Review of Saint Laurent ‘Summer of ’21’ Ad Campaign Film by Director Gaspar Noé & Saint Laurent Creative Director Anthony Vaccarello
Saint Laurent taps iconic modern filmmaker Gaspar Noé for a new campaign that is so stylish it’s scary. Combining an aesthetic sensitivity with his obsession for the technical elements of cinema, Noé creates a work that is at once an artistically elevated fashion film and a moving portrait of the mysteries of contemporary femininity.
The film’s style feels influenced by both Noé’s own work as well as Dario Argento’s psychological horror classic Suspiria. The influence of the latter can be felt in the film’s color grading and theme of cultish, ritualized womanhood.
But Noé’s penchant for avant-garde surrealism and contemporary technical aspects is firmly present as well, and we can see many technical and thematic similarities to his most recent film project, Lux Aeterna. That film – a sort of mockumentary-cum-essay-on-cinema centering on Béatrice Dalle, Charlotte Gainsbourg, and witchcraft – actually developed out of his work for a commission from Saint Laurent.
The film begins with classic horror vibes: in a dark forest, a lone woman screams as she runs away from some unseen terror. Soon she comes across a stately yet ominous mansion, and takes shelter inside. She discovers the house to be occupied by other young women who lounge about in silent opulence, seeming to possess some secret knowledge. The iconic and infinitely talented Charlotte Rampling portrays the house’s domineering and self-obsessed mistress, who assembles her girls in a velvet-seated theater for the strange one-woman performance that ends the film.
Like a long dream or an uncomfortable acid trip, there is a sense of foreboding and mysterious tension coupled with scintillating visuals.
The feeling takes on an interesting expression through the rich color scheme of deep red, black, and gold. Lavish interior decorating deepens the sense of sinister decadence.
The film doesn’t attempt to send any explicit message, but does subtly point out connections between our expectations of femininity and the idea of social performance.

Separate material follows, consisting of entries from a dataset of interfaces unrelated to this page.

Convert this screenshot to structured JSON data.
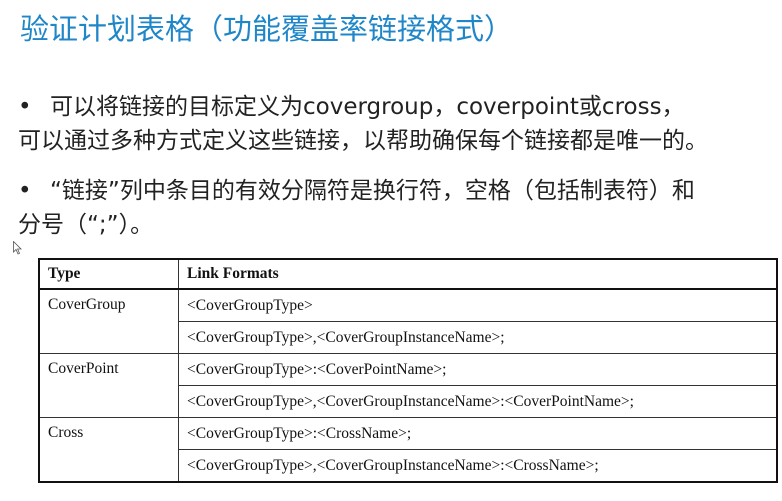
{
  "title": "验证计划表格（功能覆盖率链接格式）",
  "bullets": [
    {
      "marker": "•",
      "line1": "可以将链接的目标定义为covergroup，coverpoint或cross，",
      "line2": "可以通过多种方式定义这些链接，以帮助确保每个链接都是唯一的。"
    },
    {
      "marker": "•",
      "line1": "“链接”列中条目的有效分隔符是换行符，空格（包括制表符）和",
      "line2": "分号（“;”）。"
    }
  ],
  "table": {
    "headers": [
      "Type",
      "Link Formats"
    ],
    "groups": [
      {
        "type": "CoverGroup",
        "formats": [
          "<CoverGroupType>",
          "<CoverGroupType>,<CoverGroupInstanceName>;"
        ]
      },
      {
        "type": "CoverPoint",
        "formats": [
          "<CoverGroupType>:<CoverPointName>;",
          "<CoverGroupType>,<CoverGroupInstanceName>:<CoverPointName>;"
        ]
      },
      {
        "type": "Cross",
        "formats": [
          "<CoverGroupType>:<CrossName>;",
          "<CoverGroupType>,<CoverGroupInstanceName>:<CrossName>;"
        ]
      }
    ]
  },
  "colors": {
    "title": "#1f86c8",
    "text": "#222222",
    "border": "#111111"
  },
  "icons": {
    "cursor": "mouse-pointer-icon"
  }
}
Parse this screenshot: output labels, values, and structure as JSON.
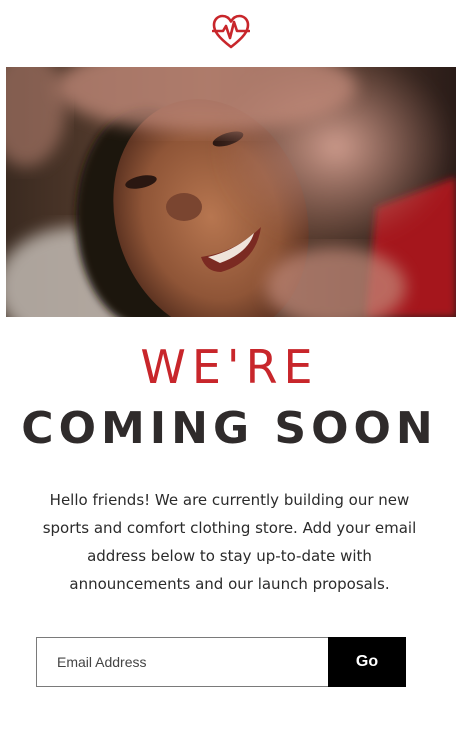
{
  "brand": {
    "logo_icon": "heart-pulse-icon",
    "accent_color": "#c8262b"
  },
  "hero": {
    "image_description_icon": "smiling-woman-photo"
  },
  "heading": {
    "line1": "WE'RE",
    "line2": "COMING SOON",
    "line1_color": "#c8262b",
    "line2_color": "#2f2b2b"
  },
  "description": "Hello friends! We are currently building our new sports and comfort clothing store. Add your email address below to stay up-to-date with announcements and our launch proposals.",
  "signup": {
    "email_placeholder": "Email Address",
    "submit_label": "Go",
    "submit_bg": "#000000",
    "submit_fg": "#ffffff"
  }
}
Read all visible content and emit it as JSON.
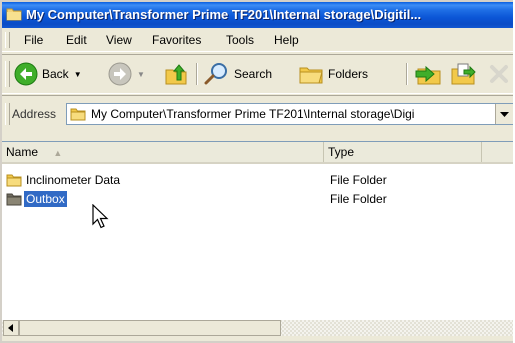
{
  "window": {
    "title": "My Computer\\Transformer Prime TF201\\Internal storage\\Digitil..."
  },
  "menu": {
    "items": [
      "File",
      "Edit",
      "View",
      "Favorites",
      "Tools",
      "Help"
    ]
  },
  "toolbar": {
    "back_label": "Back",
    "search_label": "Search",
    "folders_label": "Folders"
  },
  "address": {
    "label": "Address",
    "value": "My Computer\\Transformer Prime TF201\\Internal storage\\Digi"
  },
  "list": {
    "columns": [
      "Name",
      "Type"
    ],
    "rows": [
      {
        "name": "Inclinometer Data",
        "type": "File Folder",
        "selected": false
      },
      {
        "name": "Outbox",
        "type": "File Folder",
        "selected": true
      }
    ]
  },
  "colors": {
    "titlebar": "#0a5fe0",
    "selection": "#316ac5",
    "chrome": "#ece9d8"
  }
}
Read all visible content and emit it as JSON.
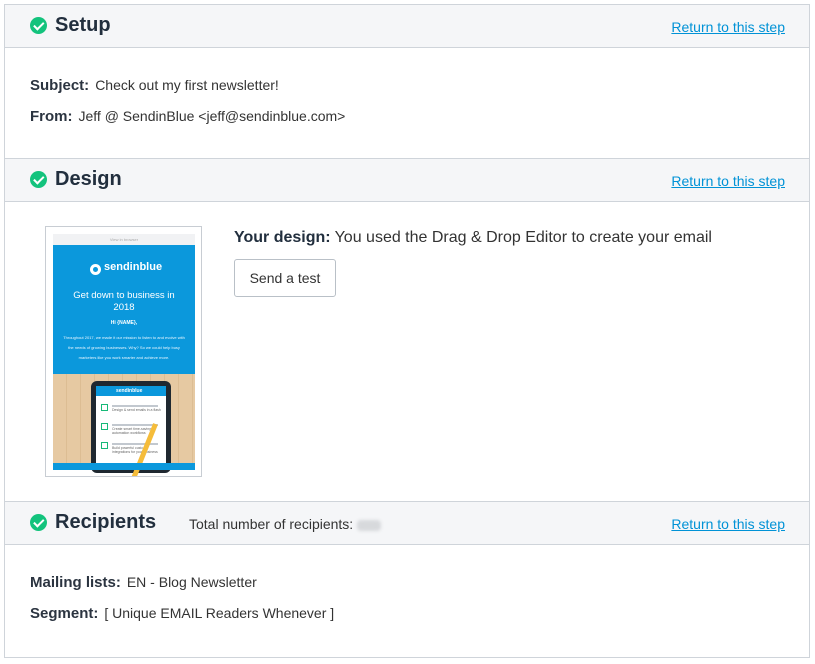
{
  "setup": {
    "title": "Setup",
    "return_link": "Return to this step",
    "subject_label": "Subject:",
    "subject_value": "Check out my first newsletter!",
    "from_label": "From:",
    "from_value": "Jeff @ SendinBlue <jeff@sendinblue.com>"
  },
  "design": {
    "title": "Design",
    "return_link": "Return to this step",
    "label": "Your design:",
    "description": "You used the Drag & Drop Editor to create your email",
    "send_test_label": "Send a test",
    "thumbnail": {
      "top_strip": "View in browser",
      "brand": "sendinblue",
      "headline": "Get down to business in 2018",
      "greeting": "Hi {NAME},",
      "body": "Throughout 2017, we made it our mission to listen to and evolve with the needs of growing businesses. Why? So we could help busy marketers like you work smarter and achieve more.",
      "pad_brand": "sendinblue",
      "pad_items": [
        "Design & send emails in a flash",
        "Create smart time-saving automation workflows",
        "Build powerful custom integrations for your business"
      ]
    }
  },
  "recipients": {
    "title": "Recipients",
    "total_label": "Total number of recipients:",
    "return_link": "Return to this step",
    "mailing_label": "Mailing lists:",
    "mailing_value": "EN - Blog Newsletter",
    "segment_label": "Segment:",
    "segment_value": "[ Unique EMAIL Readers Whenever ]"
  },
  "colors": {
    "check": "#13c37d",
    "link": "#0092d6",
    "header_bg": "#f5f6f8",
    "brand_blue": "#0b98dc"
  },
  "icons": {
    "step_complete": "check-circle-icon"
  }
}
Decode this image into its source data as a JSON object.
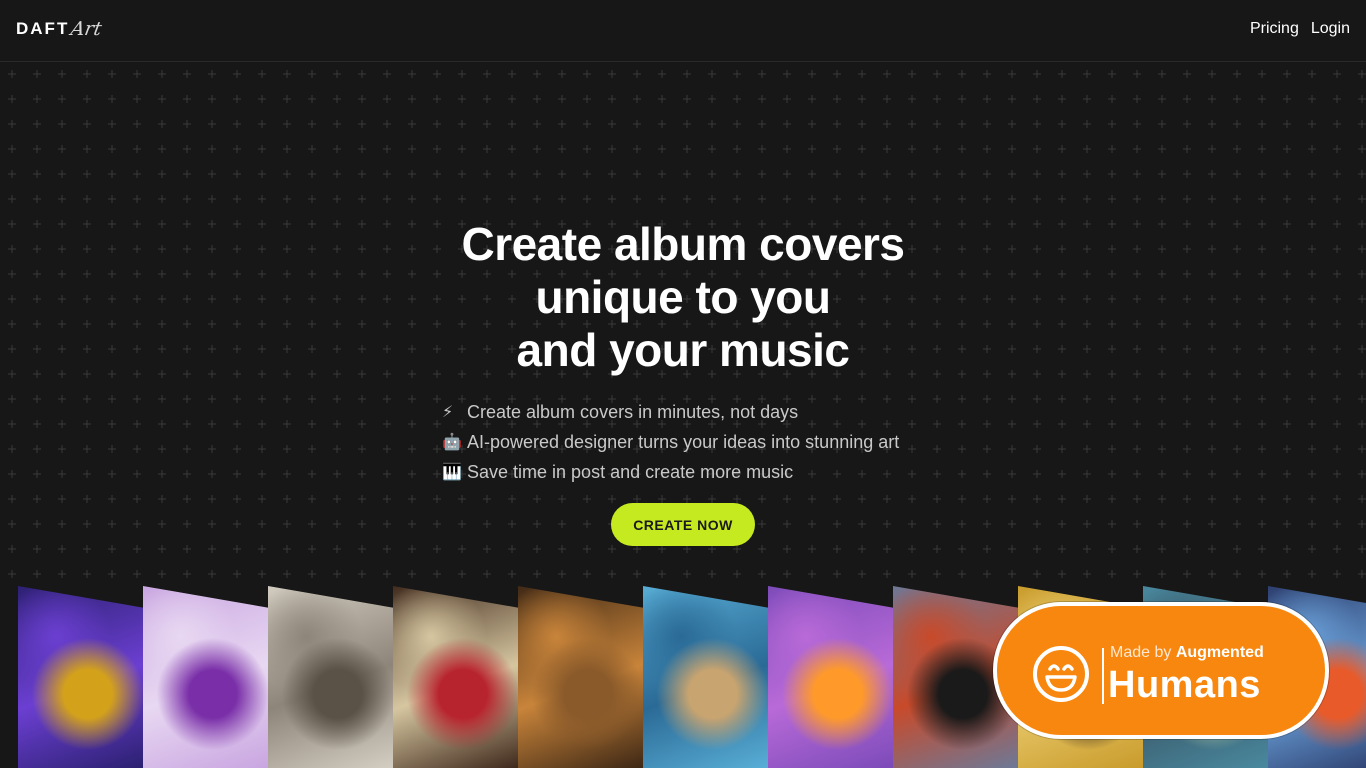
{
  "header": {
    "logo_primary": "DAFT",
    "logo_secondary": "Art",
    "nav": {
      "pricing": "Pricing",
      "login": "Login"
    }
  },
  "hero": {
    "title_lines": [
      "Create album covers",
      "unique to you",
      "and your music"
    ],
    "features": [
      {
        "icon": "⚡",
        "icon_name": "lightning-icon",
        "text": "Create album covers in minutes, not days"
      },
      {
        "icon": "🤖",
        "icon_name": "robot-icon",
        "text": "AI-powered designer turns your ideas into stunning art"
      },
      {
        "icon": "🎹",
        "icon_name": "piano-icon",
        "text": "Save time in post and create more music"
      }
    ],
    "cta_label": "CREATE NOW"
  },
  "covers": [
    {
      "name": "cover-gold-skull",
      "colors": [
        "#2a1f6e",
        "#d4a21a",
        "#6b3fd1"
      ]
    },
    {
      "name": "cover-purple-flowers",
      "colors": [
        "#c8a4e0",
        "#7a2fa8",
        "#e8d8f2"
      ]
    },
    {
      "name": "cover-ink-sketch",
      "colors": [
        "#d6d0c4",
        "#5a5246",
        "#8e857a"
      ]
    },
    {
      "name": "cover-roses-skull",
      "colors": [
        "#3a2418",
        "#b8242e",
        "#d6c6a0"
      ]
    },
    {
      "name": "cover-tree-tunnel",
      "colors": [
        "#3a2514",
        "#8a5a2a",
        "#c8843a"
      ]
    },
    {
      "name": "cover-dolphins",
      "colors": [
        "#5ab0d8",
        "#c8a470",
        "#2a6a96"
      ]
    },
    {
      "name": "cover-neon-building",
      "colors": [
        "#7a4ab8",
        "#ff9a2a",
        "#b86ad8"
      ]
    },
    {
      "name": "cover-crow",
      "colors": [
        "#6a7a9a",
        "#1a1a1a",
        "#c84a2a"
      ]
    },
    {
      "name": "cover-golden-frame",
      "colors": [
        "#c89a2a",
        "#3a2a1a",
        "#e8c86a"
      ]
    },
    {
      "name": "cover-landscape",
      "colors": [
        "#4a8aa0",
        "#9ab8a0",
        "#3a5a6a"
      ]
    },
    {
      "name": "cover-lights",
      "colors": [
        "#2a3a6a",
        "#e85a2a",
        "#6aa0d8"
      ]
    }
  ],
  "badge": {
    "made_by": "Made by",
    "brand": "Augmented",
    "big": "Humans",
    "color": "#f7870f"
  },
  "colors": {
    "accent": "#c6ea20",
    "background": "#171717"
  }
}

While it doesn’t quite deliver the climax toward which it feels like it is building, the short film is a masterpiece of style and tone. Is Saint Laurent showing us a dream, or a nightmare? Either way, we don’t want to wake up.